Identify each line below containing the string "icon" and copy it.

====== SUPPLIED ENTRIES

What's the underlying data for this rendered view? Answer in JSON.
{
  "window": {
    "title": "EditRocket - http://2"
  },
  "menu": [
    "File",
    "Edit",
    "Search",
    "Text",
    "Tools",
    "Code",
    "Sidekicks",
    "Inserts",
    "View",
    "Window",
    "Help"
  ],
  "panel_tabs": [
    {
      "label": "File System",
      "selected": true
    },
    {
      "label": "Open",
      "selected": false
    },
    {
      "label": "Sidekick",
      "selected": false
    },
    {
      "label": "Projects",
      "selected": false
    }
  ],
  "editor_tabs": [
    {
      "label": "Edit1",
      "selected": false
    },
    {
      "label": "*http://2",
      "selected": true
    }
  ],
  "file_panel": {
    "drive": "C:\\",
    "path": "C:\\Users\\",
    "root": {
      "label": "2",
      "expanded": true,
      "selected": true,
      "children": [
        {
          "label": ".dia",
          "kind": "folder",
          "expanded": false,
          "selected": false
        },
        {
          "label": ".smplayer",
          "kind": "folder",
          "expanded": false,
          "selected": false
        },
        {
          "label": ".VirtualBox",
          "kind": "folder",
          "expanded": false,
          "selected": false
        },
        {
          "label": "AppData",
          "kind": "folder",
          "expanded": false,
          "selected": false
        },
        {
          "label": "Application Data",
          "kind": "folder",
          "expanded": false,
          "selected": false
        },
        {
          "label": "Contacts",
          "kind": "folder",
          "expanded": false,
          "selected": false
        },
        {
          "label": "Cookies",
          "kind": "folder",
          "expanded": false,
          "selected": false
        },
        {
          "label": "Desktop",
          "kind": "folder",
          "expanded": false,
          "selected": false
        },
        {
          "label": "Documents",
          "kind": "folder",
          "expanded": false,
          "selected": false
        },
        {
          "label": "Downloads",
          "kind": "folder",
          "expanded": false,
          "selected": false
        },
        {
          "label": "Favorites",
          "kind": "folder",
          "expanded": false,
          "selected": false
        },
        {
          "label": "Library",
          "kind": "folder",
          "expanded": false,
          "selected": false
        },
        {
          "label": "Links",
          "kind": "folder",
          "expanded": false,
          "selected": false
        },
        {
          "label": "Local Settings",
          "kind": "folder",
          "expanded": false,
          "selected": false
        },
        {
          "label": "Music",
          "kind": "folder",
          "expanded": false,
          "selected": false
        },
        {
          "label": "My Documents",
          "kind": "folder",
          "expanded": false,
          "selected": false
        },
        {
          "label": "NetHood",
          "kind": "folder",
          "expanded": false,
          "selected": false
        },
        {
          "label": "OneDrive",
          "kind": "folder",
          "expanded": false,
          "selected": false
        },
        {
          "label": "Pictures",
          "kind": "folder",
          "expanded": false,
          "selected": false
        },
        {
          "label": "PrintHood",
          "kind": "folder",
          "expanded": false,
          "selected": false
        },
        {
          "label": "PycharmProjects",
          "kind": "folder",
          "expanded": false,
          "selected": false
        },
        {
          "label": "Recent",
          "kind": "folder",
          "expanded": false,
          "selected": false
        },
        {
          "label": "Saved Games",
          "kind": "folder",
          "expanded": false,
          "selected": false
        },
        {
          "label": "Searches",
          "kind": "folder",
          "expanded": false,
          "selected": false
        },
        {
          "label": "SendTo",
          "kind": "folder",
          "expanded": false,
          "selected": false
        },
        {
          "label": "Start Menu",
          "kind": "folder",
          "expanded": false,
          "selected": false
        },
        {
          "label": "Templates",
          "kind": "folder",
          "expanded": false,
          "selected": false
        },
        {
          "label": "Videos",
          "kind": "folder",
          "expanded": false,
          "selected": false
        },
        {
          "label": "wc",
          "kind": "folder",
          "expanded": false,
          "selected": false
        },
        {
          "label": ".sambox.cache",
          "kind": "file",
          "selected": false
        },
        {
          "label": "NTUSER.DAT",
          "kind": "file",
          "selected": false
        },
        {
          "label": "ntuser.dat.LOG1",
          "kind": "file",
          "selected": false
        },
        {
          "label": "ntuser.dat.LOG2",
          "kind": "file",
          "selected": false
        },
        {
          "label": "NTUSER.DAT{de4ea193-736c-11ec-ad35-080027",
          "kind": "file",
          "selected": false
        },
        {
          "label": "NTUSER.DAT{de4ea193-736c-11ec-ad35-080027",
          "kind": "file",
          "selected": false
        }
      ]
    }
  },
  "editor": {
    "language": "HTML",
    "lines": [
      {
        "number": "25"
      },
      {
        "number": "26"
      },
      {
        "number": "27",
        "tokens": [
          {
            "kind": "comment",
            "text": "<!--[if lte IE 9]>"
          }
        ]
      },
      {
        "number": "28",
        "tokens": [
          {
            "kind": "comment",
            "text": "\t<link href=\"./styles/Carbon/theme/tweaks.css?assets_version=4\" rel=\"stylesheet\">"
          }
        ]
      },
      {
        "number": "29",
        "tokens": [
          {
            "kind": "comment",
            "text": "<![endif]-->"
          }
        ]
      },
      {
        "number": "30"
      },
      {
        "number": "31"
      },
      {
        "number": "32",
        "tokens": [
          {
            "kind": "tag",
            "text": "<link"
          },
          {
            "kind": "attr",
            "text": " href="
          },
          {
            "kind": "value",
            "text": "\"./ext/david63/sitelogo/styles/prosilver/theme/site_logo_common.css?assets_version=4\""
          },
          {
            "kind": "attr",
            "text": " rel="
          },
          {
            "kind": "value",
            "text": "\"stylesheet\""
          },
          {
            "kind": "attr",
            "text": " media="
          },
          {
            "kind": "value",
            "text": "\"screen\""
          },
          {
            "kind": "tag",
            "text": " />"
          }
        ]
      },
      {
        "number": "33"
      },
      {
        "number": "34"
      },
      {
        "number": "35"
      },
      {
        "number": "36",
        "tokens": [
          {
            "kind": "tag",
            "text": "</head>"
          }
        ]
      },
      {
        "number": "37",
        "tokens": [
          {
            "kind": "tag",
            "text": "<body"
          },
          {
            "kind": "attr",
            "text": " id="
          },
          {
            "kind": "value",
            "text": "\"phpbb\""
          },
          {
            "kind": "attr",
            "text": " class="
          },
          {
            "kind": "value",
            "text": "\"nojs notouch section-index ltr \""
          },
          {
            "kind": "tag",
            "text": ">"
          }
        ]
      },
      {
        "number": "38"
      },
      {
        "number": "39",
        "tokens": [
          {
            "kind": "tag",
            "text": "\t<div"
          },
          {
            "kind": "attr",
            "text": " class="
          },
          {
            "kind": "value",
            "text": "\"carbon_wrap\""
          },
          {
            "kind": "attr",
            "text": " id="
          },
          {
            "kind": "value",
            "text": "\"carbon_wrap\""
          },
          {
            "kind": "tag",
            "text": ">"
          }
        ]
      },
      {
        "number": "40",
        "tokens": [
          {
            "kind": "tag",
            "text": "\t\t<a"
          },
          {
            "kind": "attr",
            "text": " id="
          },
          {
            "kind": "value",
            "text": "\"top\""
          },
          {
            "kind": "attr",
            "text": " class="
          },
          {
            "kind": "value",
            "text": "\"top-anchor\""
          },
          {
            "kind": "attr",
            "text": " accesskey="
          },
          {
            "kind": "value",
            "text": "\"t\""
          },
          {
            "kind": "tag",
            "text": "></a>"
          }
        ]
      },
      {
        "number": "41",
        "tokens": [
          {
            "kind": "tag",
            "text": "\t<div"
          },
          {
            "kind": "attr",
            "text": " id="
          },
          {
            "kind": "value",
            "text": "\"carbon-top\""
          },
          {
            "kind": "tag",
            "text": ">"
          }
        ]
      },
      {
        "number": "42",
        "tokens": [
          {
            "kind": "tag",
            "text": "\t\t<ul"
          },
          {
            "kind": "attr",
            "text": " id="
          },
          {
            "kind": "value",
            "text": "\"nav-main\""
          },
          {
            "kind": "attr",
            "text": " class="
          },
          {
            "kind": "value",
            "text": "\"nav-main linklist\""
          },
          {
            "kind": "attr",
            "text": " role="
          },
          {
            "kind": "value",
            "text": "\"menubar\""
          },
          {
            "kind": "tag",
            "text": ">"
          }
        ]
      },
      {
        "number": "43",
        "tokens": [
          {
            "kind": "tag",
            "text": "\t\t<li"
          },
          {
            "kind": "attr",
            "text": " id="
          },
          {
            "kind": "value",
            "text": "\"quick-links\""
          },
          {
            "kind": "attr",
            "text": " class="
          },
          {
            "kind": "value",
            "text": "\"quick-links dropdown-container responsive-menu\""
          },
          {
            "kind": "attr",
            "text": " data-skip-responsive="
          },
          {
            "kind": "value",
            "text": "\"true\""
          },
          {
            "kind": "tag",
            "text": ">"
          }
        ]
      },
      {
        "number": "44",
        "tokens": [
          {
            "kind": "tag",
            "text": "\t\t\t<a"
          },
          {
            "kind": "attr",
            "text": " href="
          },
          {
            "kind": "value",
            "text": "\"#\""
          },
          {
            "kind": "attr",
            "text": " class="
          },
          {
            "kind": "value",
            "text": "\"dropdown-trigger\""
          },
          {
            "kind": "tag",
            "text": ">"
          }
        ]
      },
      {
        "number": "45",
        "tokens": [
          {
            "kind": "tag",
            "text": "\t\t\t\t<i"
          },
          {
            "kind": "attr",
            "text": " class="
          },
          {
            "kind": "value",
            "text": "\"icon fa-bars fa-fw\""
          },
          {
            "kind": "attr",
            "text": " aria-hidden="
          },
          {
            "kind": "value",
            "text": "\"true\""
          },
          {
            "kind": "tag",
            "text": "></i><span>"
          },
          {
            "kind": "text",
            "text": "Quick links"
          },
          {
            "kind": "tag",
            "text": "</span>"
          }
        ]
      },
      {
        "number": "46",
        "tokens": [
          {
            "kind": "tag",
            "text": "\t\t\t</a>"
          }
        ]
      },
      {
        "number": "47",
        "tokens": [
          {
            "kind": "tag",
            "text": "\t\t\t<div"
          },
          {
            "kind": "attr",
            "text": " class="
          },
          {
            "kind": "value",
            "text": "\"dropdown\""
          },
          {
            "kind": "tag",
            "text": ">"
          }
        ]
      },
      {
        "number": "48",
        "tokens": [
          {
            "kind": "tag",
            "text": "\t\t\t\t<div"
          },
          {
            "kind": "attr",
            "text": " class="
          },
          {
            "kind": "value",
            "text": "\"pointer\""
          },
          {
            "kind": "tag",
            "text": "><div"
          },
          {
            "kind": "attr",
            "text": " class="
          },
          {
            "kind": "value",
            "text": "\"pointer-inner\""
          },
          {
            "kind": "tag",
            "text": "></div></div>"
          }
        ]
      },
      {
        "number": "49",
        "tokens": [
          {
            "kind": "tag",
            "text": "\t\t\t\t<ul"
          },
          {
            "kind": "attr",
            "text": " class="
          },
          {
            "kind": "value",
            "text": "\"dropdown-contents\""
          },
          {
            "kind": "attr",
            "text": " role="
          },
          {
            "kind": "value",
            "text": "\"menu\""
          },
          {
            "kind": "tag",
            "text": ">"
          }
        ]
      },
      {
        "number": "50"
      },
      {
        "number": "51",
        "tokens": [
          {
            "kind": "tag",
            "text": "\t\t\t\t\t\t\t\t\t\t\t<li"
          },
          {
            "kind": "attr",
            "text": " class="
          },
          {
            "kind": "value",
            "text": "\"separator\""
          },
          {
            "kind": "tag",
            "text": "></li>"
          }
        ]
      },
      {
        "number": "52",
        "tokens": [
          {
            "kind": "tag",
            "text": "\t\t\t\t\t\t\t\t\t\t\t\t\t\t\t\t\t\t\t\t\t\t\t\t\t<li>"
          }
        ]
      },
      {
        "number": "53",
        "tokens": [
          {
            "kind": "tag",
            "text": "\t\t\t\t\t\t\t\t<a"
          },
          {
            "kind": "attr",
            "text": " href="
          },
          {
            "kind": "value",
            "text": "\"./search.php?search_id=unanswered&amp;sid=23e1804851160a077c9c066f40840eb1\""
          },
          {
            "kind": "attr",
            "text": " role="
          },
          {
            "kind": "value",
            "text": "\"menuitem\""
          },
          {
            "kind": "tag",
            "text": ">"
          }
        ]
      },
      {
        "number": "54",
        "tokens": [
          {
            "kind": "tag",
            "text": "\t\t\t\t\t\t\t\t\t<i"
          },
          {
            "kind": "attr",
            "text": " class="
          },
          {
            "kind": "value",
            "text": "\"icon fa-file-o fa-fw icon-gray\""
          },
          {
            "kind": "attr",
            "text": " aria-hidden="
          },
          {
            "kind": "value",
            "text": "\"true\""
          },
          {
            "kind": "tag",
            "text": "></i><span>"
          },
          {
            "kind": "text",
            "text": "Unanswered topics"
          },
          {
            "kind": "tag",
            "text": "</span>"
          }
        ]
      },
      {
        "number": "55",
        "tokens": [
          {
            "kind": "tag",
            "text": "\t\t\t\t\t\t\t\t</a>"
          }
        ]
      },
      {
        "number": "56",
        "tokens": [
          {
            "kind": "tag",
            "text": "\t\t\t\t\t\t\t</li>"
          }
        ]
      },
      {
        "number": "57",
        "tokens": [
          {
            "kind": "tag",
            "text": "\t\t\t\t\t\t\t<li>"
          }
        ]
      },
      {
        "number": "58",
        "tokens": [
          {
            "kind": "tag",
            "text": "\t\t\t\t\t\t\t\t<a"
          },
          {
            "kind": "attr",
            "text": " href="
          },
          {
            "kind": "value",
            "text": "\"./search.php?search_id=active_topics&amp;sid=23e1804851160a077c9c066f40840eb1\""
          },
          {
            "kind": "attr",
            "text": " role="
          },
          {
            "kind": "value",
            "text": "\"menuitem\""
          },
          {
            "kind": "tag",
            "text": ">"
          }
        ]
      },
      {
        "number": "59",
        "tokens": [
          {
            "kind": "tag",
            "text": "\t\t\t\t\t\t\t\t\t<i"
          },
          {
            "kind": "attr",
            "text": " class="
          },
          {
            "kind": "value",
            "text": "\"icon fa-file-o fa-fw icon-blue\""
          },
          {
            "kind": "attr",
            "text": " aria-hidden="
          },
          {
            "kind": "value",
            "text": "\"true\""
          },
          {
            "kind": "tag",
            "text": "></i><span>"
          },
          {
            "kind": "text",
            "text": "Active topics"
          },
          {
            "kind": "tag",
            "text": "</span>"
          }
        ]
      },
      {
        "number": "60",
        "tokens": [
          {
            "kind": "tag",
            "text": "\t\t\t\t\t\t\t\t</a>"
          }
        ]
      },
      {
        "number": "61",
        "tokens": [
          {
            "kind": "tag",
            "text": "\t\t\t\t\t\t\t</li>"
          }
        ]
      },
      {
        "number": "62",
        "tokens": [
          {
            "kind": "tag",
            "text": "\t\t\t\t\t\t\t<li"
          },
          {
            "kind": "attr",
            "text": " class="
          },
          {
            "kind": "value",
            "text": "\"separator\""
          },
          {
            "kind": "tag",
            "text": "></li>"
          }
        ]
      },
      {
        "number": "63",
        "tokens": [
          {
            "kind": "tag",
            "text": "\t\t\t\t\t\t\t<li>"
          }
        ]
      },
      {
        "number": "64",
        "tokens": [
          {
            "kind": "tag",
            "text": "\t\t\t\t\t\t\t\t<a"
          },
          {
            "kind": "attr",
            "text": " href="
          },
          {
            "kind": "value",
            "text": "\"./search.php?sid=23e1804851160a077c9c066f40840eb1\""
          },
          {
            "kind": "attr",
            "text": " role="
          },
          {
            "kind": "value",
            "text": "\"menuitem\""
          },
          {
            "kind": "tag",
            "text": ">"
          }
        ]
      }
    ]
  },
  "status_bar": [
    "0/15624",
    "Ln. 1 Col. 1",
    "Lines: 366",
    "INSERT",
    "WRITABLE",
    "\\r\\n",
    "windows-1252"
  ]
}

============

* [ANSWER FOR THE TASK]:
            "text": "\"icon fa-bars fa-fw\""
            "text": "\"icon fa-file-o fa-fw icon-gray\""
            "text": "\"icon fa-file-o fa-fw icon-blue\""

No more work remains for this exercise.